“You have no idea how much we can fuck with the U.S. government if we wanted to,” Love allegedly said in an IRC chat. What Love and his colleagues hacked, he said, “is really sensitive. It’s basically every piece of information you’d need to do full identity theft on any employee or contractor.”
Love’s behavior “endangers the security of our country and is an affront to those who serve,” New Jersey District Attorney Paul Fishman said. He accused Love and his colleagues with cracking “thousands” of networks, according to the Guardian.
A source affiliated with the hacker collective Anonymous was skeptical of the extent of Love’s alleged hacking.
“If Lauri Love is the hacker he is alleged to be his motives were political. Government estimates of damages and attacks are always overblown. The charges against him clearly do not reflect ‘thousands’ of hacks,” he told the Daily Dot.
The indictment calls Love a “sophisticated and prolific computer hacker who specialised in gaining access to the computer networks of large organisations, including government agencies, collecting confidential data including personally identifiable information from within the compromised networks, and exfiltrating the data out of the compromised networks.”
He has been charged with one count of unauthorized access to a U.S. government computer and one count of conspiracy. Law enforcement representatives said Love and his cohorts had gained access to information on 5,000 individuals, department budgets, and procurement processes. They took the information in the hopes of disrupting American government operations but have not, apparently, published the data.
Love has been released on bail until a February hearing date. In British courts, he faces five years in prison and a $250,000 fine for each count. Should he be extradited to the U.S., he would face 10 years in prison and a fine equalling twice the amount of the damage caused by the hack.
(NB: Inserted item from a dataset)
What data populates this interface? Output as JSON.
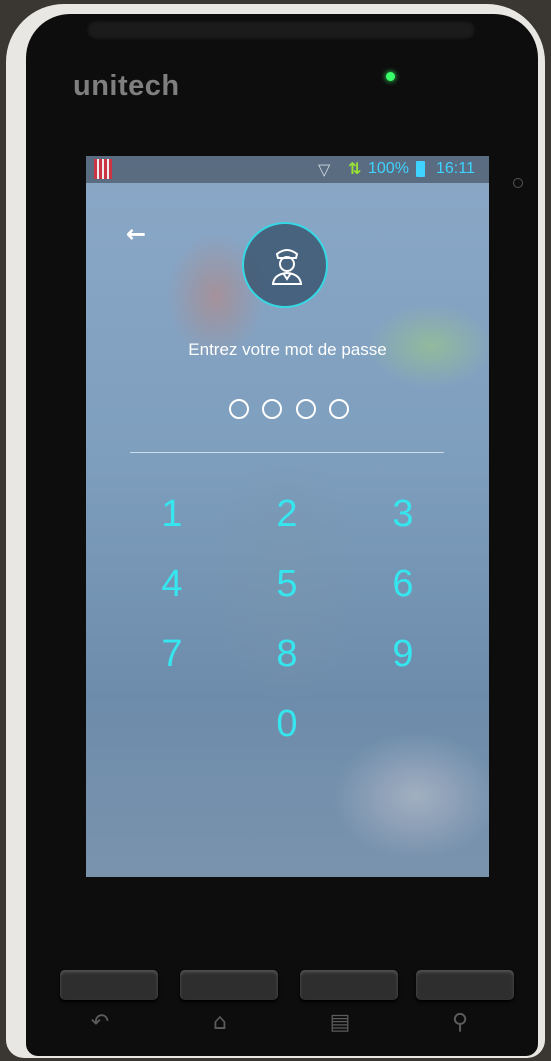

Love is only the latest foreign hacker to be placed under arrest for cracking U.S. government websites, the most prominent of which were LulzSec’s Jake Davis, Darren Martyn, and Donncha O’Cearrbhail.